A key technology used for virtual currencies is being researched by the Department of Defense to create more secure networks. The goal is to create tamper-proof military computer systems, including those systems used to control America’s nuclear weapons.
According to Quartz, the Defense Advanced Research Projects Agency (DARPA) is looking into using blockchain technology to create more secure military networks, allow military system administrators to determine if a network or database has been tampered with. In September, DARPA awarded a $1.8 million contract to a computer security firm to begin tests.
At its most basic, a blockchain is a decentralized ledger that keeps track of data in a database or network. It then attaches a unique, persistent code, also known as a “block,” to the asset being guarded.
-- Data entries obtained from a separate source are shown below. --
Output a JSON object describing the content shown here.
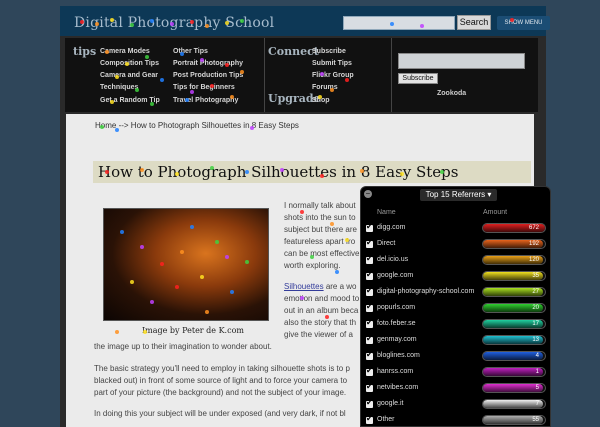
{
  "header": {
    "logo": "Digital Photography School",
    "search_button": "Search",
    "show_menu": "SHOW MENU"
  },
  "nav": {
    "tips_title": "tips",
    "tips_col1": [
      "Camera Modes",
      "Composition Tips",
      "Camera and Gear",
      "Techniques",
      "Get a Random Tip"
    ],
    "tips_col2": [
      "Other Tips",
      "Portrait Photography",
      "Post Production Tips",
      "Tips for Beginners",
      "Travel Photography"
    ],
    "connect_title": "Connect",
    "connect_links": [
      "Subscribe",
      "Submit Tips",
      "Flickr Group",
      "Forums"
    ],
    "upgrade_title": "Upgrade",
    "upgrade_link": "Shop",
    "subscribe_button": "Subscribe",
    "zookoda": "Zookoda"
  },
  "article": {
    "breadcrumb": "Home --> How to Photograph Silhouettes in 8 Easy Steps",
    "title": "How to Photograph Silhouettes in 8 Easy Steps",
    "caption": "Image by Peter de K.com",
    "intro_lines": [
      "I normally talk about",
      "shots into the sun to",
      "subject but there are",
      "featureless apart fro",
      "can be most effective",
      "worth exploring."
    ],
    "silhouettes_link": "Silhouettes",
    "sil_line1_rest": " are a wo",
    "sil_lines": [
      "emotion and mood to",
      "out in an album beca",
      "also the story that th",
      "give the viewer of a"
    ],
    "imagination_line": "the image up to their imagination to wonder about.",
    "strategy_lines": [
      "The basic strategy you'll need to employ in taking silhouette shots is to p",
      "blacked out) in front of some source of light and to force your camera to",
      "part of your picture (the background) and not the subject of your image."
    ],
    "exposure_line": "In doing this your subject will be under exposed (and very dark, if not bl"
  },
  "referrers": {
    "title": "Top 15 Referrers",
    "col_name": "Name",
    "col_amount": "Amount",
    "rows": [
      {
        "name": "digg.com",
        "amount": "672",
        "fraction": 1.0,
        "color": "#e02020"
      },
      {
        "name": "Direct",
        "amount": "192",
        "fraction": 0.96,
        "color": "#e8641c"
      },
      {
        "name": "del.icio.us",
        "amount": "120",
        "fraction": 0.96,
        "color": "#e8a018"
      },
      {
        "name": "google.com",
        "amount": "35",
        "fraction": 0.96,
        "color": "#f0e020"
      },
      {
        "name": "digital-photography-school.com",
        "amount": "27",
        "fraction": 0.96,
        "color": "#a8e020"
      },
      {
        "name": "popurls.com",
        "amount": "20",
        "fraction": 0.96,
        "color": "#30d030"
      },
      {
        "name": "foto.feber.se",
        "amount": "17",
        "fraction": 0.96,
        "color": "#20d0a0"
      },
      {
        "name": "genmay.com",
        "amount": "13",
        "fraction": 0.96,
        "color": "#20c0d0"
      },
      {
        "name": "bloglines.com",
        "amount": "4",
        "fraction": 0.96,
        "color": "#2060e0"
      },
      {
        "name": "hanrss.com",
        "amount": "1",
        "fraction": 0.96,
        "color": "#c020c0"
      },
      {
        "name": "netvibes.com",
        "amount": "5",
        "fraction": 0.96,
        "color": "#e030d0"
      },
      {
        "name": "google.it",
        "amount": "7",
        "fraction": 0.96,
        "color": "#f0f0f0"
      },
      {
        "name": "Other",
        "amount": "55",
        "fraction": 0.96,
        "color": "#b0b0b0"
      }
    ]
  },
  "heatmap_colors": [
    "#ff2020",
    "#ff9020",
    "#ffe020",
    "#40d040",
    "#2080ff",
    "#c040ff"
  ]
}
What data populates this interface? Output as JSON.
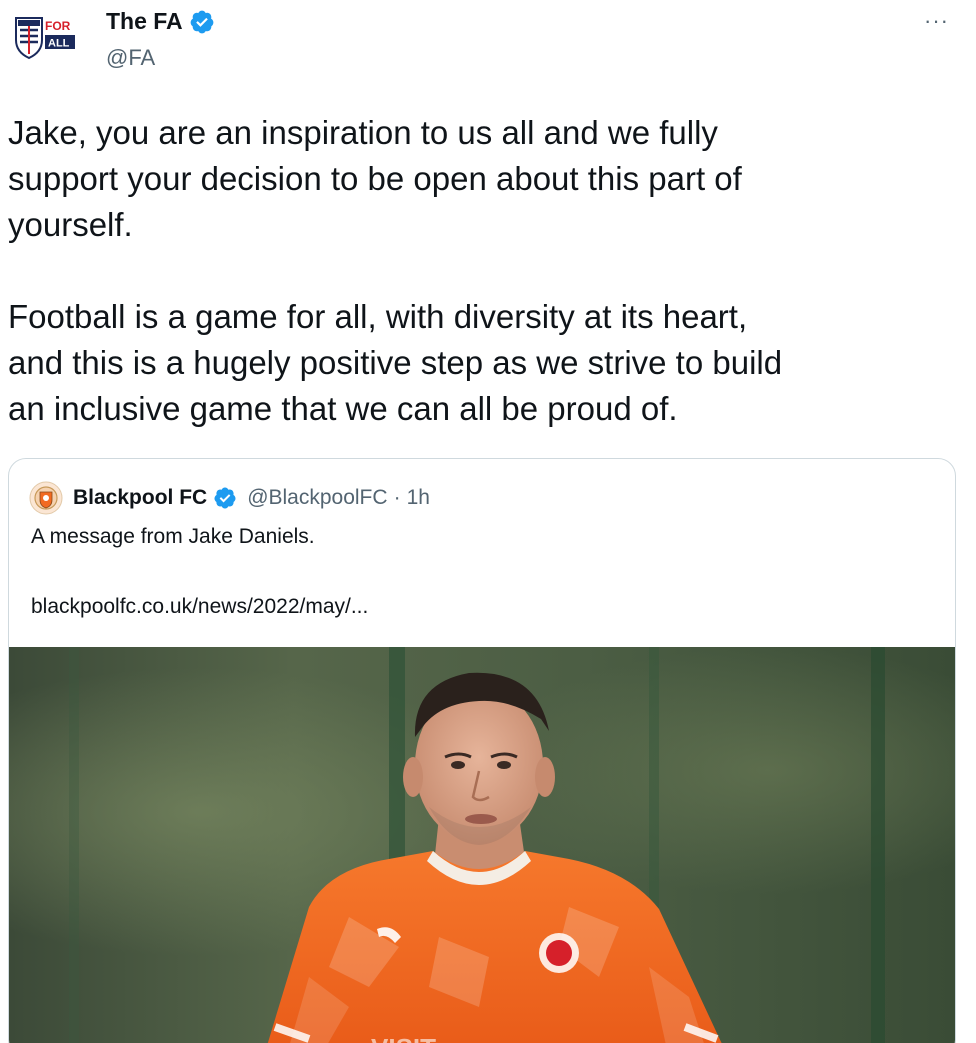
{
  "tweet": {
    "author_name": "The FA",
    "author_handle": "@FA",
    "more_label": "···",
    "paragraphs": [
      "Jake, you are an inspiration to us all and we fully\nsupport your decision to be open about this part of\nyourself.",
      "Football is a game for all, with diversity at its heart,\nand this is a hugely positive step as we strive to build\nan inclusive game that we can all be proud of."
    ]
  },
  "avatar": {
    "badge_top": "FOR",
    "badge_bottom": "ALL"
  },
  "quoted_tweet": {
    "author_name": "Blackpool FC",
    "author_handle": "@BlackpoolFC",
    "separator": "·",
    "time": "1h",
    "text": "A message from Jake Daniels.",
    "link": "blackpoolfc.co.uk/news/2022/may/..."
  },
  "photo": {
    "shirt_text": "VISIT"
  },
  "colors": {
    "verified": "#1d9bf0",
    "text_primary": "#0f1419",
    "text_secondary": "#536471",
    "border": "#cfd9de",
    "shirt_orange": "#f26a21",
    "badge_red": "#d6202a"
  }
}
Each time it is viewed or altered, all authorized users with access to the asset receive new blocks that update it. Each block is chained to another block, thus “blockchain.” This tech helps Bitcoin and other virtual currencies maintain integrity across worldwide networks.
Although the technology doesn’t prevent unauthorized individuals from accessing networks, it can sound the alarm when the unauthorized user attempts to tamper with anything. Any change is automatically passed to authorized users. Did any of them make the change? If yes, great, the new data is accepted by everyone. If not, the data is rejected.
In the military context, blockchain technology would be used behind traditional internet security like secured networks. If someone does manage to somehow successfully access a classified network, blockchain will be there to make sure the hacker can’t do any damage—such as rewrite code having to do with command and control of nuclear weapons. It’s like having a vicious attack dog inside your already heavily fortified home.
Hackers couldn’t let any nukes fly on their own, but they might be able to interfere with military communications in ways that wouldn’t be noticeable—until a crisis arises. Blockchain would hopefully guard against this doomsday hypothetical from becoming a reality.